The Need for Improvement of the Virginia Tech Defense

The Need for Improvement of the Virginia Tech Defense

Mike McDaniel | @MikeMcDanielCFB

Oct 15, 2019

Virginia Tech came away from Saturday's second FCS home game against Rhode Island victorious by a final score of 34-17.

Naysayers will discount the effort of the Hokies in putting the Rams away, as the Hokies let their foot off the gas in the third quarter and let Rhode Island back into the game. Tech then put their foot back on the gas and eventually won by 2.5 touchdowns in a game sandwiched between a huge road win against the Miami Hurricanes and perhaps the team's most important game of the season, a homecoming tilt with much-improved North Carolina.

Virginia Tech has been a topsy-turvy group all year long, but has steadily improved over the course of the last couple of weeks. After a head-scratching (to put it lightly), 45-10 loss to Duke at home on September 27th, the Hokies made a change at quarterback, going from Ryan Willis to Hendon Hooker. The result offensively has been an improved running game and two turnover-free games, which has been a major reason for the turnaround ever since.

The Hokies are 2-0 since inserting Hooker into the starting lineup, and as a team Tech has compiled a +5 turnover differential since the Duke game. All of those takeaways came on the road against Miami in the Hokies' most inspiring defensive effort of the season, but the Hurricanes scratched and clawed their way back into the game late thanks in no part to Virginia Tech's vanilla prevent defense that allowed Miami QB N'kosi Perry to find plenty of skill players running open underneath the Hokies' soft second half zone.

After the Hokies survived the Hurricanes, the major question was whether or not the defense could replicate the performance in which the defense forced Miami's five turnovers; the major reason for the victory. Tech was unable to turnover Rhode Island, but clearly did not bring the same pressure against the Rams that they brought against the Hurricanes. Virginia Tech overwhelmed Miami with seven sacks, many of which came in the first half, leading to passes thrown into coverage by both Jarren Williams and later, N'Kosi Perry.

It was a different story this past Saturday against Rhode Island. The pass rush of Tech got home to Rhode Island QB Vito Priore only three times, allowing him to pick apart the defense at times throughout the second and third quarters. An FCS QB, who has proved capable, was able to sit back and get comfortable on the road at Lane Stadium, pulling his team closer than many would have expected. When many expected Bud Foster to bring pressure, he didn't, and as a result the Virginia Tech secondary was forced to sit back in coverage for most of the afternoon, keep everything in front of them, and bend-but-don't-break against a team that didn't belong on the same field as the Hokies.
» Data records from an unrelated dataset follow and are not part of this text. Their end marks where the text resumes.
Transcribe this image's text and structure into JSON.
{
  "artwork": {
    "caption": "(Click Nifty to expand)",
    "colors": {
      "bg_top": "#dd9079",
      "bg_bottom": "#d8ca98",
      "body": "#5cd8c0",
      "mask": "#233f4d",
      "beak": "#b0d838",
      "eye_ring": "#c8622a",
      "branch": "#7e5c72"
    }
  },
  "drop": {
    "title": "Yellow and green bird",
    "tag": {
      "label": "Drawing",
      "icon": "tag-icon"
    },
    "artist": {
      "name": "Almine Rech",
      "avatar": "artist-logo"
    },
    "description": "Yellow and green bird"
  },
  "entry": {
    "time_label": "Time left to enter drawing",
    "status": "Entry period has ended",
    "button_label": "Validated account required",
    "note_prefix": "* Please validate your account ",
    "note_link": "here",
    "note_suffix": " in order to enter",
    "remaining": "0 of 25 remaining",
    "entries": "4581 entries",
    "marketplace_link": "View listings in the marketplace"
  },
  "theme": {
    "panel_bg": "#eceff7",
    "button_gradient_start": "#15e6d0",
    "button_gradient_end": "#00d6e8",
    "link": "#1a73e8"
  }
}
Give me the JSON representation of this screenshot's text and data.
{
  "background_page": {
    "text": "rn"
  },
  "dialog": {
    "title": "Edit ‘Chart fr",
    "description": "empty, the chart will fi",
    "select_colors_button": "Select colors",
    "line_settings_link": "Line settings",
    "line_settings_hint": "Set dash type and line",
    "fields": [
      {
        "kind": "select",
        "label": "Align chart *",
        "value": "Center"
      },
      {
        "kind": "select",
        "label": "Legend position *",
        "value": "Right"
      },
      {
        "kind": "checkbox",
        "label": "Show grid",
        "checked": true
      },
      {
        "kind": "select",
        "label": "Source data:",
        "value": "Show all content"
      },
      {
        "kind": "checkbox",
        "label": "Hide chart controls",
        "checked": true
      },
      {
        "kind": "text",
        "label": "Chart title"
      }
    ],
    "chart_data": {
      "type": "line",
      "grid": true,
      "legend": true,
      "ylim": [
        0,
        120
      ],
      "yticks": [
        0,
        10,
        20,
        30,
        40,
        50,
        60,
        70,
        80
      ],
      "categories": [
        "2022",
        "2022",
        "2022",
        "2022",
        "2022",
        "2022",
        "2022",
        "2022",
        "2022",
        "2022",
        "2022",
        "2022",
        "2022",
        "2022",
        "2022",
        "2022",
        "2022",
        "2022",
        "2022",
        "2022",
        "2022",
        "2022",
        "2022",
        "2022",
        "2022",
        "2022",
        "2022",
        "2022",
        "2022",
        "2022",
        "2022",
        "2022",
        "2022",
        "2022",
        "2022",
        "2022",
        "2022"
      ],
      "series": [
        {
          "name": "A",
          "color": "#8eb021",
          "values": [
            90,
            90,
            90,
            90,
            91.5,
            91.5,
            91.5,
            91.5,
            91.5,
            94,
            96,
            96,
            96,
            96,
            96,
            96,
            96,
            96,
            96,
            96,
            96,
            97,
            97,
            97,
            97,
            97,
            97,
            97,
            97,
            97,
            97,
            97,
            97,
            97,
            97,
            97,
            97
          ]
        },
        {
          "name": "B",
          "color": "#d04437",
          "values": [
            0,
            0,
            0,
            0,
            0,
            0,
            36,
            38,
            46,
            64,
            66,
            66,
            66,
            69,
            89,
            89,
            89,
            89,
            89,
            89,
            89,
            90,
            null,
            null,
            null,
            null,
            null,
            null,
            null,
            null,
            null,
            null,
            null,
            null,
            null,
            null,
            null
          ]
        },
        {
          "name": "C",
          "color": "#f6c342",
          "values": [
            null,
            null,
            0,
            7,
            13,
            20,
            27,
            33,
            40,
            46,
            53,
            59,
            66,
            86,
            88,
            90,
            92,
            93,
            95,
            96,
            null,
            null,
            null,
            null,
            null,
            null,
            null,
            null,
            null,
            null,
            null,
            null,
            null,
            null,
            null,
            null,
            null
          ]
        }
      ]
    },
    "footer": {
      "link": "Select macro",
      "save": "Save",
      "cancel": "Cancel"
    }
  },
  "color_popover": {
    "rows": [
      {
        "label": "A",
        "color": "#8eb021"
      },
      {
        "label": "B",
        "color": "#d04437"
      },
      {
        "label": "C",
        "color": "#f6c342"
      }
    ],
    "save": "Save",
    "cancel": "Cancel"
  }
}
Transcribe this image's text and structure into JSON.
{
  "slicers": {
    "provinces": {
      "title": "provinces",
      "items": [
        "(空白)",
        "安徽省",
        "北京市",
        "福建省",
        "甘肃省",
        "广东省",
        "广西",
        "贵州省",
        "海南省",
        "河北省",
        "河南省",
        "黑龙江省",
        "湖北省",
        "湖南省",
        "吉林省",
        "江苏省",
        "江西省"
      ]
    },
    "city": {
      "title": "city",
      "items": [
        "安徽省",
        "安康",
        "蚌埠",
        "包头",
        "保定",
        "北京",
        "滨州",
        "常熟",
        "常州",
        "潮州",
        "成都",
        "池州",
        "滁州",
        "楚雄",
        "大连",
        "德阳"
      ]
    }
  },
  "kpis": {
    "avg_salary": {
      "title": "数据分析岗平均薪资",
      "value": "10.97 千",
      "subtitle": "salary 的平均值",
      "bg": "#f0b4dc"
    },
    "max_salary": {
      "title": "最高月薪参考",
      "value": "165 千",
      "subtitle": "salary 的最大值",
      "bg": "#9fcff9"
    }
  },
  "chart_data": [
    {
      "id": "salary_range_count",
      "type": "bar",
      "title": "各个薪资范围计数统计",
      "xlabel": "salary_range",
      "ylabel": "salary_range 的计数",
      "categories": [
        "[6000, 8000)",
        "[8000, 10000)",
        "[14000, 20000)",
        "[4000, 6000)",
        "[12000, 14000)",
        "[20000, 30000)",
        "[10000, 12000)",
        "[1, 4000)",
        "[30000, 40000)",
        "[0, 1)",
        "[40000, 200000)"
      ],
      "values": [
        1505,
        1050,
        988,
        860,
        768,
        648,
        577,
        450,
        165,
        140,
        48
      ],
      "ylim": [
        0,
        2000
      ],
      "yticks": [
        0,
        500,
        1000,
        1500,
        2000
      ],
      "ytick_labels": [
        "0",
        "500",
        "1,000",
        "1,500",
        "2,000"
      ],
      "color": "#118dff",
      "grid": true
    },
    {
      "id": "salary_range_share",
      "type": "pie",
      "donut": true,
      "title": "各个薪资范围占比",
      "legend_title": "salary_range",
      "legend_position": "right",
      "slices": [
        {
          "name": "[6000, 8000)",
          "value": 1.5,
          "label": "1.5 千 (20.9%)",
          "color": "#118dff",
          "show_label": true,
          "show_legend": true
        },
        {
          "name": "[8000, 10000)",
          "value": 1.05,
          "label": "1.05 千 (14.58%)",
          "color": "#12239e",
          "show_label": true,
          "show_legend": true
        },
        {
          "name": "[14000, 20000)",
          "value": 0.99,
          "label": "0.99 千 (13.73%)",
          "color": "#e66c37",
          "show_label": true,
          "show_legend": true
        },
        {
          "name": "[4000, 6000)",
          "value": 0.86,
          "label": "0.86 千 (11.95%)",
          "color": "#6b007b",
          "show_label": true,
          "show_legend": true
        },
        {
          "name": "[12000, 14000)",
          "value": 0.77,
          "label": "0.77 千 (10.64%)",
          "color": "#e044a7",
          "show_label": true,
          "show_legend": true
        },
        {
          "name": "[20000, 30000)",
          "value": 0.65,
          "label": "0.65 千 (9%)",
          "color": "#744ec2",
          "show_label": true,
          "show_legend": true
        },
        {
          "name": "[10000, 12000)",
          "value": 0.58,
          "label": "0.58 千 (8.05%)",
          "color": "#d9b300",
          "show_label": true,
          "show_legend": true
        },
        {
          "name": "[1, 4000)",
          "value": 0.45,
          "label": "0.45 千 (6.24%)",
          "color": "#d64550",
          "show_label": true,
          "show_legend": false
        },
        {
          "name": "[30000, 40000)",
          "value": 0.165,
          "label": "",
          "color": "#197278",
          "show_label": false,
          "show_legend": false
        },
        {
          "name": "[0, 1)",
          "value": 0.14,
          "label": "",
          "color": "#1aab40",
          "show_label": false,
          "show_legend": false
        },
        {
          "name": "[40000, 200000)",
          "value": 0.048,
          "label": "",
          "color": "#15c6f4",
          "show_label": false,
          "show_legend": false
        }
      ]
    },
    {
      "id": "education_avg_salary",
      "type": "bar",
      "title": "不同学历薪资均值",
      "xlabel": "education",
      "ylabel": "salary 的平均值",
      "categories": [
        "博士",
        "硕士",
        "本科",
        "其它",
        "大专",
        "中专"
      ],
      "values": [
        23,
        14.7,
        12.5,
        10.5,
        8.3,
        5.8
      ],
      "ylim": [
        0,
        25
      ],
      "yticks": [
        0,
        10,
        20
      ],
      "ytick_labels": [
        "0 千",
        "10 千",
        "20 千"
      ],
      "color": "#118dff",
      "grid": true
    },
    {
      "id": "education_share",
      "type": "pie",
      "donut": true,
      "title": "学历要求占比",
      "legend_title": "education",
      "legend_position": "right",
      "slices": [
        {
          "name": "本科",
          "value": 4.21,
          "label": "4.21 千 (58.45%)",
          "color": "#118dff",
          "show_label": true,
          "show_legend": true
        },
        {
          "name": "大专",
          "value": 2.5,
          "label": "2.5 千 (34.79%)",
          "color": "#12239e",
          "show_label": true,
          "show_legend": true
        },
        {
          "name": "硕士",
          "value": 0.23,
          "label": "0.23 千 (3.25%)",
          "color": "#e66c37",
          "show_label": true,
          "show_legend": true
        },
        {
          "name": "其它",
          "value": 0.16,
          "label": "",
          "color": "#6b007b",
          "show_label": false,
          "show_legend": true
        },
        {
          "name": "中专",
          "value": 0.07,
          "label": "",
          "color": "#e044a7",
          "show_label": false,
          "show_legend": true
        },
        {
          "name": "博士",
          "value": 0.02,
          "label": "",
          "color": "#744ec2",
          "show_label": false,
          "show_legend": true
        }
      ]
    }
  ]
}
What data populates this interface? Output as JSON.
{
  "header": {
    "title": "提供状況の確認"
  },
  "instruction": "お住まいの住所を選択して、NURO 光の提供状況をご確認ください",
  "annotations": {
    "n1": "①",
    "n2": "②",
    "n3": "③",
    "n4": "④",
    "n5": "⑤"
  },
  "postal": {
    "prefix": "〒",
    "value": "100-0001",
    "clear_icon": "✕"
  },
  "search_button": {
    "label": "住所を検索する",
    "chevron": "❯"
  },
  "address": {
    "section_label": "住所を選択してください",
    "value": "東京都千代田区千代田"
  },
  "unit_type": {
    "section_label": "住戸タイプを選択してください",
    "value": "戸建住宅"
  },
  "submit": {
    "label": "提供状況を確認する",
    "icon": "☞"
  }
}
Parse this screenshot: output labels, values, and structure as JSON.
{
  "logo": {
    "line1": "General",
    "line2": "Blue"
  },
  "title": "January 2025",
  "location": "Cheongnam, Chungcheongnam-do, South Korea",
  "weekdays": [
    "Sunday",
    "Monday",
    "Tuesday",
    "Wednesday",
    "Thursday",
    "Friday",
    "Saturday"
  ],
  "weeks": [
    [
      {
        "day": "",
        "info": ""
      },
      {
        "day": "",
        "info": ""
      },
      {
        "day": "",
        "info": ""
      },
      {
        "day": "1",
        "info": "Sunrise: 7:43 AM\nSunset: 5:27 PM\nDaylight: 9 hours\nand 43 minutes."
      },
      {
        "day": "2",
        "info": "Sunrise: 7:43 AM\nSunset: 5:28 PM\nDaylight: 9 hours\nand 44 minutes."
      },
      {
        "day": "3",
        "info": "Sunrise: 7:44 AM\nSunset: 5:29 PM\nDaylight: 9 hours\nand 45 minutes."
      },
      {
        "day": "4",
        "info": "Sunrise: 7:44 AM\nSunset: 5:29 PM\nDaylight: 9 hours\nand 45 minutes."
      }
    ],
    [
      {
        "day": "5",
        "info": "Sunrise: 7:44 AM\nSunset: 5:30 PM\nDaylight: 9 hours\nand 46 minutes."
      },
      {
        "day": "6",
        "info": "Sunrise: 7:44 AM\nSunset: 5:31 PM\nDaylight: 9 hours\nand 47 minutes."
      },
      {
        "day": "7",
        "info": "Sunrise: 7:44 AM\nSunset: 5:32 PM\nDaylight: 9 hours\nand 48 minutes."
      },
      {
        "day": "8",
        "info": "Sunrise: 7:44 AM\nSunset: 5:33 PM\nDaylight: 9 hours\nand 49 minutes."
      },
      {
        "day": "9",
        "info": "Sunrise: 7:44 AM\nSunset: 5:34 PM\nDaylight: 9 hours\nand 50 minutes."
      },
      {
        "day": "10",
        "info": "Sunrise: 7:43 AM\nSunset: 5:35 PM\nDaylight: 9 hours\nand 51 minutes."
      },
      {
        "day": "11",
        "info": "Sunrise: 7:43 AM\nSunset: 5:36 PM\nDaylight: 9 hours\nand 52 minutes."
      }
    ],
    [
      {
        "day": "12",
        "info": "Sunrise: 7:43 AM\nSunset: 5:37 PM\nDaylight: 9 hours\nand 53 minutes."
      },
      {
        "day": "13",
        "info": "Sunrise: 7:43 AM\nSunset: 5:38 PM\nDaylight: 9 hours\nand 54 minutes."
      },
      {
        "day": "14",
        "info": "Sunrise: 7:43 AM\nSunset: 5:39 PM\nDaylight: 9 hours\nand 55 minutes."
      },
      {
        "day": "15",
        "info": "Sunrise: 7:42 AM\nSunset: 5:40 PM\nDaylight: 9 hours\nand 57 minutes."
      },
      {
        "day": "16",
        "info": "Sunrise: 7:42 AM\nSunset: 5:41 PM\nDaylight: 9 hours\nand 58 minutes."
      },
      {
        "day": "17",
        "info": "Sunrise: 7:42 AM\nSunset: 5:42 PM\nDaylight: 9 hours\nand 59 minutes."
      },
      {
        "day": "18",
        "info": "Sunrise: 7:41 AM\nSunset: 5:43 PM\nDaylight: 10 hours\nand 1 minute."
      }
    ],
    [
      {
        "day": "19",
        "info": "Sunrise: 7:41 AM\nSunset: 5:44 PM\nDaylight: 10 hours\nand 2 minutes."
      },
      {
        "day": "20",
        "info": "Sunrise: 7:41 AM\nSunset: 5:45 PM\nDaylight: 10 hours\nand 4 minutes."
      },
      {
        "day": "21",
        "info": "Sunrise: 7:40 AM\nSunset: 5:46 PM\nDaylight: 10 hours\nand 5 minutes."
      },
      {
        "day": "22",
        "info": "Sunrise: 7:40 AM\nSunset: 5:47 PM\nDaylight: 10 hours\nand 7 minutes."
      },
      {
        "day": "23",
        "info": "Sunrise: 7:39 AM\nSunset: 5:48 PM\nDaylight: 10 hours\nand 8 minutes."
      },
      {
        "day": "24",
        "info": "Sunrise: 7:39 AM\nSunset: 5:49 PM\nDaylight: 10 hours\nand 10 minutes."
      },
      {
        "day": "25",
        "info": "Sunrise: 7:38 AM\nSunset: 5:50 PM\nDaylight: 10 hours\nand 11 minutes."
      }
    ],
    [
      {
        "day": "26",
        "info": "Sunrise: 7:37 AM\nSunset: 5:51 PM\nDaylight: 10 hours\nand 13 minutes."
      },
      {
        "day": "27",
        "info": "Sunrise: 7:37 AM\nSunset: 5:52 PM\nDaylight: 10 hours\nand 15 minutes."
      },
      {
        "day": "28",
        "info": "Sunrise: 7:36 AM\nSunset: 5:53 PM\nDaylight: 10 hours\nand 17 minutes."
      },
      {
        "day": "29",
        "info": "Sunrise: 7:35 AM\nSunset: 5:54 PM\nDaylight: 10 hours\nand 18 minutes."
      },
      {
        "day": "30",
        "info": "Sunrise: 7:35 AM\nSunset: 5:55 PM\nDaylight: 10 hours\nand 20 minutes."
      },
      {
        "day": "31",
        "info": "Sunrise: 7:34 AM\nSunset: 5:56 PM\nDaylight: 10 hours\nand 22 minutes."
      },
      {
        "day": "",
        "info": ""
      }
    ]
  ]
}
So what gives?

It's pretty clear to me anyway, that the Hokies need to trust the young pass rushers in the front seven to create pressure moving forward. The offense is in a good place currently, holding on to the football and steadily improving week-over-week. With the most important game of the season coming up on Saturday against North Carolina, a home game that could potentially be the difference between a 7-5 bowl game and an 8-4 season that many didn't expect in September, Tech must find its identity defensively.

For the season's first month, the defense was the least of the team's concerns. However, as the offense has now improved with the insertion of Hendon Hooker into the lineup at quarterback, the Hokies must apply more pressure on the defensive side of the football and get back to playing the "Lunch Pail Defense" that has been a staple of Virginia Tech Football since the 1980s. Leaning back and letting opponents compile long drives and a multitude of yards will only add more tread to the tires of the defensive unit as the season wears on, and it's not a sustainable method of winning football.

When Virginia Tech was at its best against the Hurricanes, pressure was applied by the front seven and turnovers were produced by the secondary. When the defense has been at its worst, it's sat back on its heels with unconventional conservative play-calling by lame duck defensive coordinator Bud Foster.

Blitz, Blitz, Blitz, or else it's going to be a long day against North Carolina and its stud freshman QB Sam Howell. Make him uncomfortable on the road in what should be a packed house at Lane Stadium on Saturday afternoon.

The season depends on it.